**How to complete this task:**
Which lines hold the word "produktu"? Copy each of them from the material.

**Source data:**
◇ ◇ ◇

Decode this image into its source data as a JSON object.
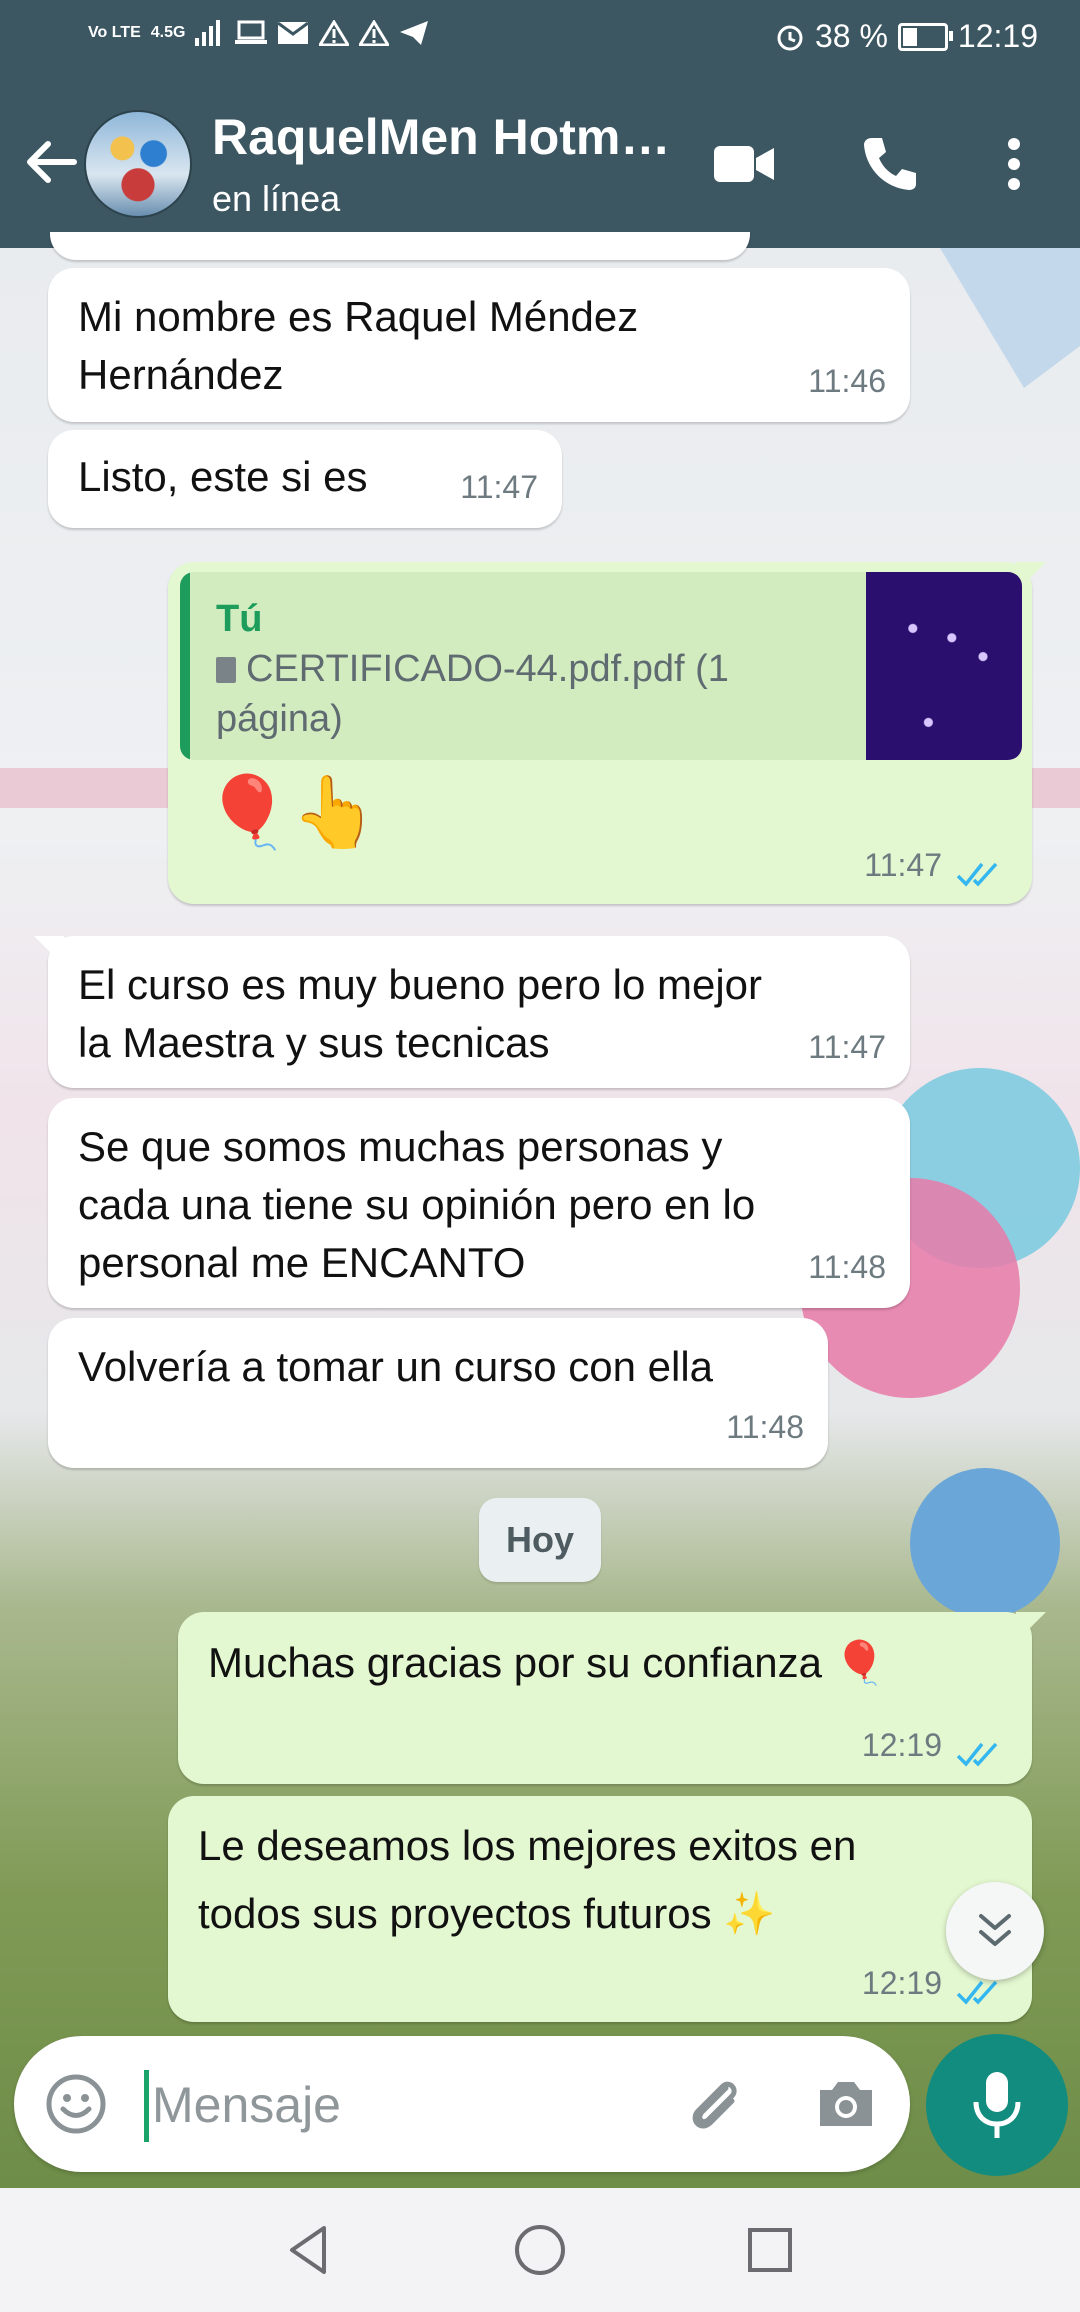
{
  "status_bar": {
    "network_labels": [
      "Vo LTE",
      "4.5G"
    ],
    "battery_percent": "38 %",
    "battery_level": 0.38,
    "time": "12:19"
  },
  "header": {
    "contact_name": "RaquelMen Hotm…",
    "contact_status": "en línea"
  },
  "messages": [
    {
      "direction": "in",
      "text": "Mi nombre es Raquel Méndez\nHernández",
      "time": "11:46"
    },
    {
      "direction": "in",
      "text": "Listo, este si es",
      "time": "11:47"
    },
    {
      "direction": "out",
      "quote_author": "Tú",
      "quote_doc": "CERTIFICADO-44.pdf.pdf (1 página)",
      "text": "🎈👆",
      "time": "11:47",
      "read": true
    },
    {
      "direction": "in",
      "text": "El curso es muy bueno pero lo mejor\nla Maestra y sus tecnicas",
      "time": "11:47"
    },
    {
      "direction": "in",
      "text": "Se que somos muchas personas y\ncada una tiene su opinión pero en lo\npersonal me ENCANTO",
      "time": "11:48"
    },
    {
      "direction": "in",
      "text": "Volvería a tomar un curso con ella",
      "time": "11:48"
    },
    {
      "direction": "out",
      "text": "Muchas gracias por su confianza 🎈",
      "time": "12:19",
      "read": true
    },
    {
      "direction": "out",
      "text": "Le deseamos los mejores exitos en\ntodos sus proyectos futuros ✨",
      "time": "12:19",
      "read": true
    }
  ],
  "date_separator": "Hoy",
  "composer": {
    "placeholder": "Mensaje"
  },
  "colors": {
    "header_bg": "#3c5762",
    "outgoing_bubble": "#e3f7d0",
    "incoming_bubble": "#ffffff",
    "accent_green": "#128c7e",
    "read_ticks": "#34b7f1"
  },
  "icons": [
    "back-arrow-icon",
    "video-call-icon",
    "phone-icon",
    "more-options-icon",
    "emoji-icon",
    "attach-icon",
    "camera-icon",
    "mic-icon",
    "chevron-double-down-icon",
    "nav-back-icon",
    "nav-home-icon",
    "nav-recents-icon"
  ]
}
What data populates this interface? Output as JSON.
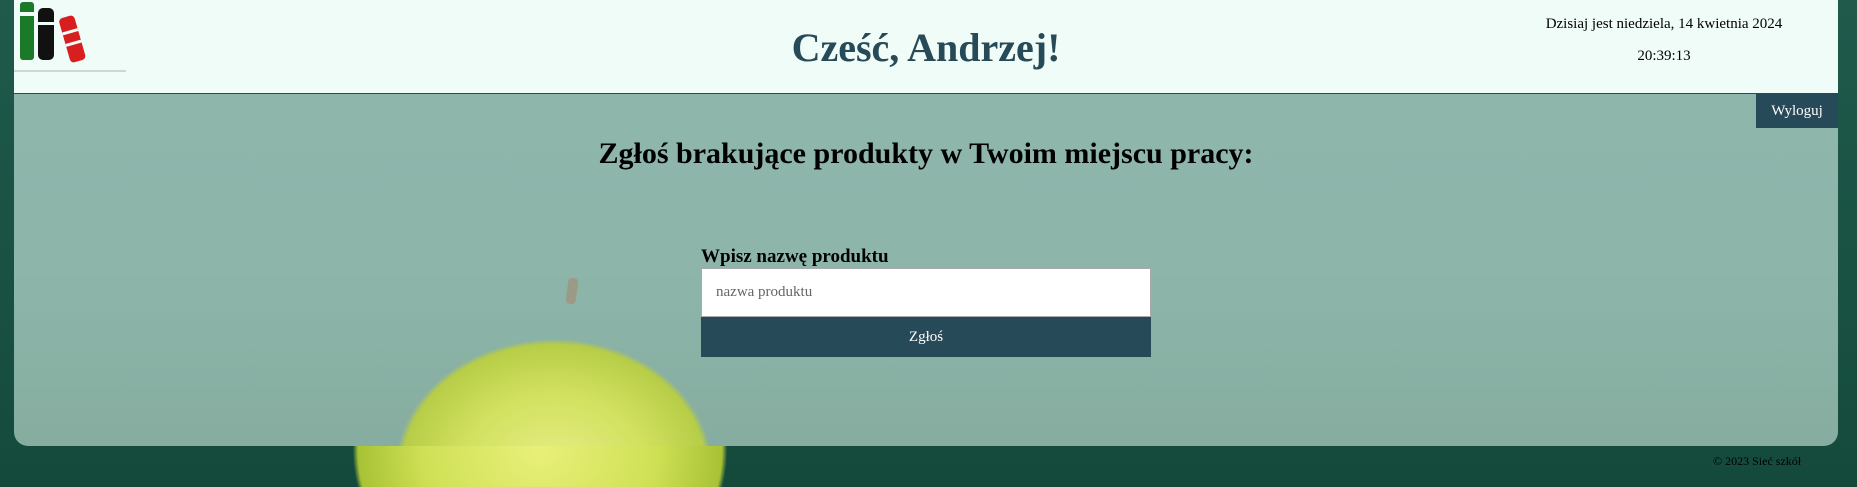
{
  "header": {
    "greeting": "Cześć, Andrzej!",
    "date_text": "Dzisiaj jest niedziela, 14 kwietnia 2024",
    "time_text": "20:39:13",
    "logo_icon": "books-logo-icon"
  },
  "nav": {
    "logout_label": "Wyloguj"
  },
  "main": {
    "heading": "Zgłoś brakujące produkty w Twoim miejscu pracy:",
    "form": {
      "label": "Wpisz nazwę produktu",
      "input_value": "",
      "input_placeholder": "nazwa produktu",
      "submit_label": "Zgłoś"
    }
  },
  "footer": {
    "text": "© 2023 Sieć szkół"
  },
  "colors": {
    "accent": "#274a58",
    "header_bg": "#f0fcf7",
    "logo_green": "#1a7a28",
    "logo_red": "#d81e1e"
  }
}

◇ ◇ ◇

**Answer section:**
      "label": "Wpisz nazwę produktu",
      "input_placeholder": "nazwa produktu",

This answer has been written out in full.